Rafael Ramírez

The EU’s announced ban on Russian oil imports is a strong political measure that will heavily impact international energy markets, restricting the supply of 4.1 million barrels per day (mbd) of oil and derivates to a market which is a net importer of 10.72 mbd.[1]

The EU’s ban, which is due to fully come into effect between December 2022 and February 2023, combined with the US’s previous ban of 600 thousand barrels a day (tbd), means that 4.7 mbd of Russian oil and derivatives are being removed from these high oil consuming markets (35.9 mbd in total). If we add the 1.3 mbd of oil that Iran has stopped producing due to US sanctions reintroduced in 2018, we reach a volume of 6 mbd of oil that is restricted or out of the market due to political decisions.

The Russian invasion of Ukraine and the unprecedented sanctions and oil ban imposed on Moscow, combined with the previous oil sanctions against Iran, are fast advancing a new geopolitical reality: the de-globalisation of the international oil market.

NATO and the Schrödinger’s Cat

Andris Banka

Is the NATO-Russia Founding Act still alive today? Addressing the Lennart Meri Conference in May 2022, the Estonian Ambassador to NATO remarked that there was no alliance-wide consensus on what to do with this historical document, first adopted in 1997. ‘Some are saying it is like the Schrödinger’s cat, you don’t know whether it is dead or alive’, he jokingly added. NATO’s landmark summit in Madrid provided an opportune moment to clarify the status of this agreement and hammer out a common NATO line.

A quarter of a century has passed since NATO, in the name of building more cordial and predictable working relations with Moscow, committed itself to a set of military constraints. The NATO-Russia Founding Act, which is not a formal treaty but rather a politically based pledge, stipulated that in ‘the current and foreseeable security environment’ no permanent bases or nuclear weapons would appear on the territory of new alliance member states. Needless to say, the West and Russia – mostly as a result of Moscow’s actions – have today significantly veered off the path of cooperation.

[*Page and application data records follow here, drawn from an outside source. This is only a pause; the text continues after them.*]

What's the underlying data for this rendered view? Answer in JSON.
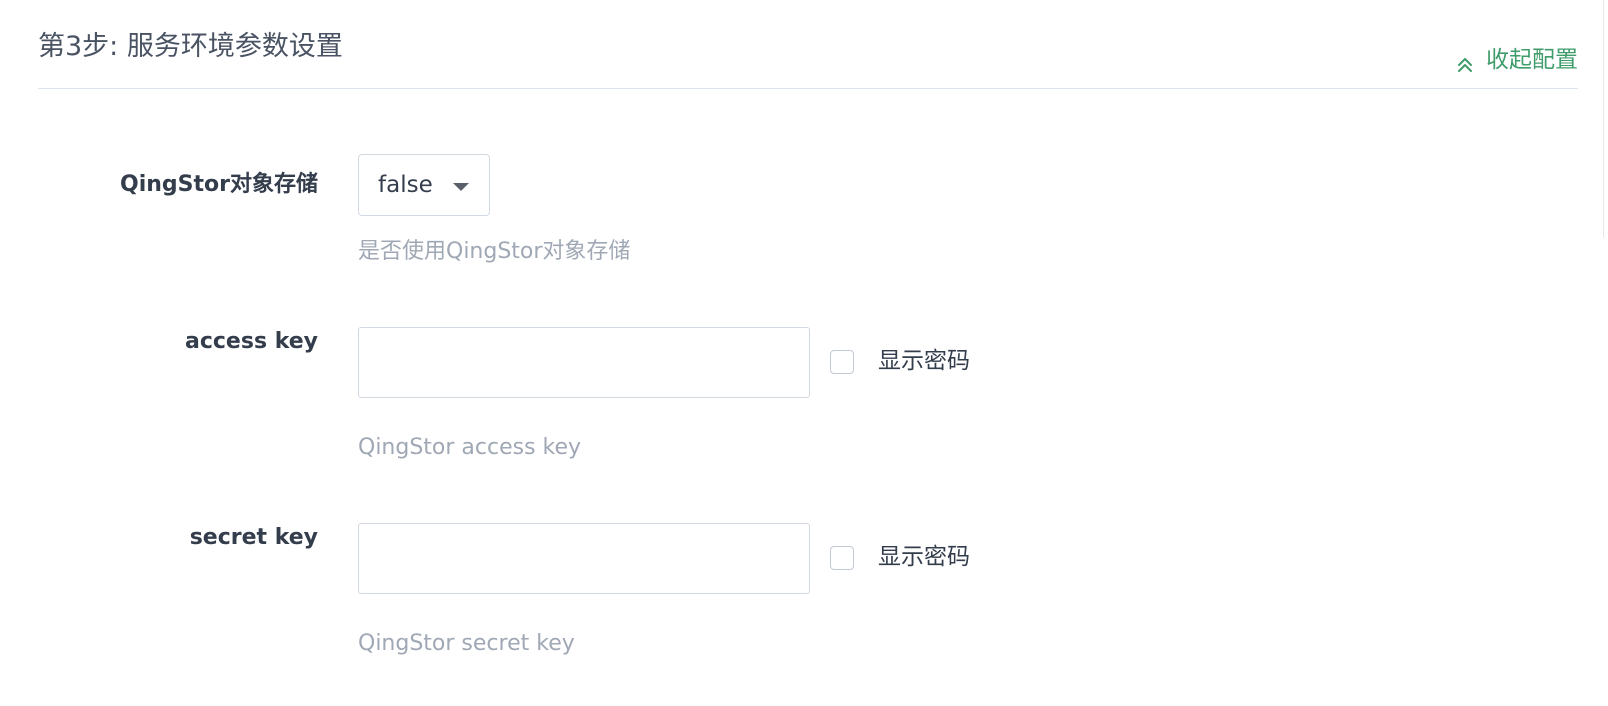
{
  "section": {
    "title": "第3步: 服务环境参数设置",
    "collapse_label": "收起配置",
    "collapse_icon": "double-chevron-up-icon",
    "accent_color": "#3f9c6b"
  },
  "fields": {
    "qingstor": {
      "label": "QingStor对象存储",
      "selected_value": "false",
      "hint": "是否使用QingStor对象存储"
    },
    "access_key": {
      "label": "access key",
      "value": "",
      "show_password_label": "显示密码",
      "show_password_checked": false,
      "hint": "QingStor access key"
    },
    "secret_key": {
      "label": "secret key",
      "value": "",
      "show_password_label": "显示密码",
      "show_password_checked": false,
      "hint": "QingStor secret key"
    }
  }
}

China’s Choices: A New Tool for Assessing the PLA’s Modernization

Jack Bianchi, Madison Creery, Harrison Schramm, Toshi Yoshihara

All militaries confront resource tradeoffs. As China and the United States enter a period of intensifying military competition, understanding the tradeoffs the two must face and their likely consequences will become ever more important. Yet, without a better understanding of China’s own resourcing constraints and associated vulnerabilities, policymakers lack the critical insights to holistically assess the state of the competition and develop effective strategies.

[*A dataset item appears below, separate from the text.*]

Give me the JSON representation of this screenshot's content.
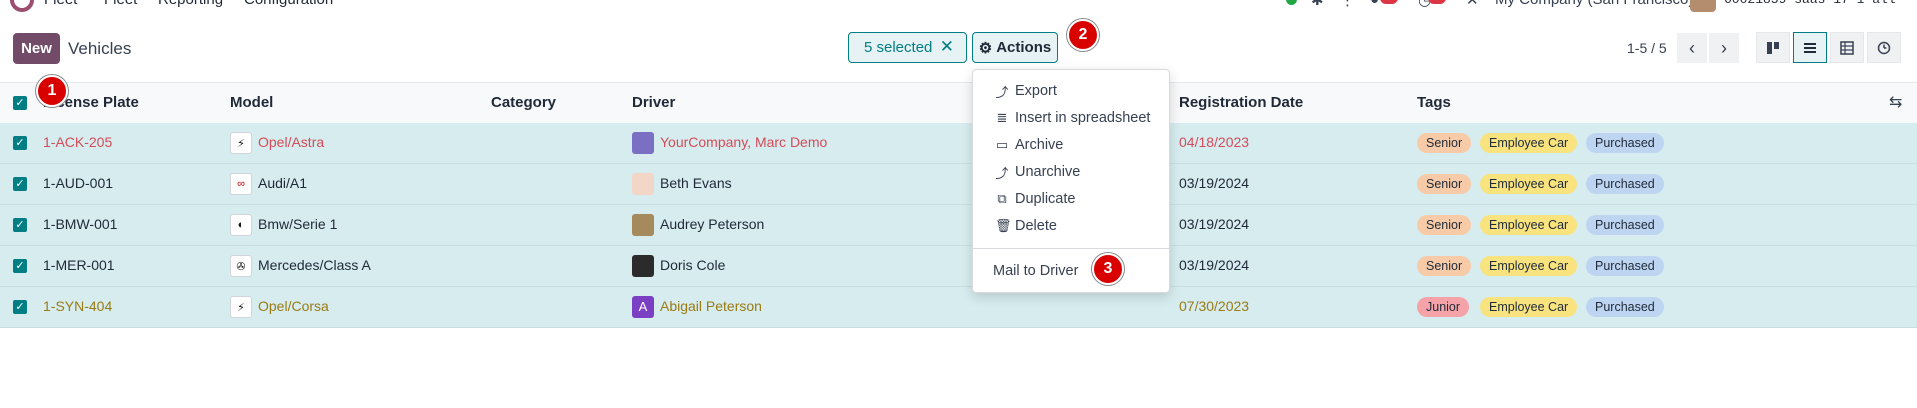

To advance the policy community’s understanding of China’s budgetary choices, relative tradeoffs, and constraints on military modernization, the Center for Strategic and Budgetary Assessments (CSBA) created a one-of-a-kind model for exploring Beijing’s defense portfolio. The China Strategic Choices Tool (SCT) is a user-friendly, web-based application that allows participants to step into the shoes of Chinese statesmen and defense planners to make high-level resourcing and force structure decisions regarding the future of China’s military. By simulating investments in and divestments from a broad portfolio of PLA capabilities, the tool allows users to generate alternative future force structures within a budgetary constraint.

West Point alumni accuse academy of ‘anti-American woke political indoctrination’ in letter


Three retired U.S. military officers and alumni of the United States Military Academy at West Point signed a scathing letter in May slamming the school’s “anti-American, anti-Constitution agenda” being pushed by “woke” leaders through “political indoctrination” driven by mandatory vaccinations that violate religious freedom, Critical Race Theory, and socialist ideology.

The letter – signed by LTG Thomas McInerney, USAF; MG Paul Vallely, U.S. Army; and Colonel Andrew O’Meara Jr., U.S. Army – is entitled “Declaration of Betrayal of West Point And the Long Gray Line” by “Concerned Graduates of West Point.”

In the letter, the officers asserted that it is their “sacred duty” as members of The Long Gray Line – an assembly of West Point graduates – to “challenge dysfunctional conduct or rogue behavior, such as that which has come to dominate West Point.”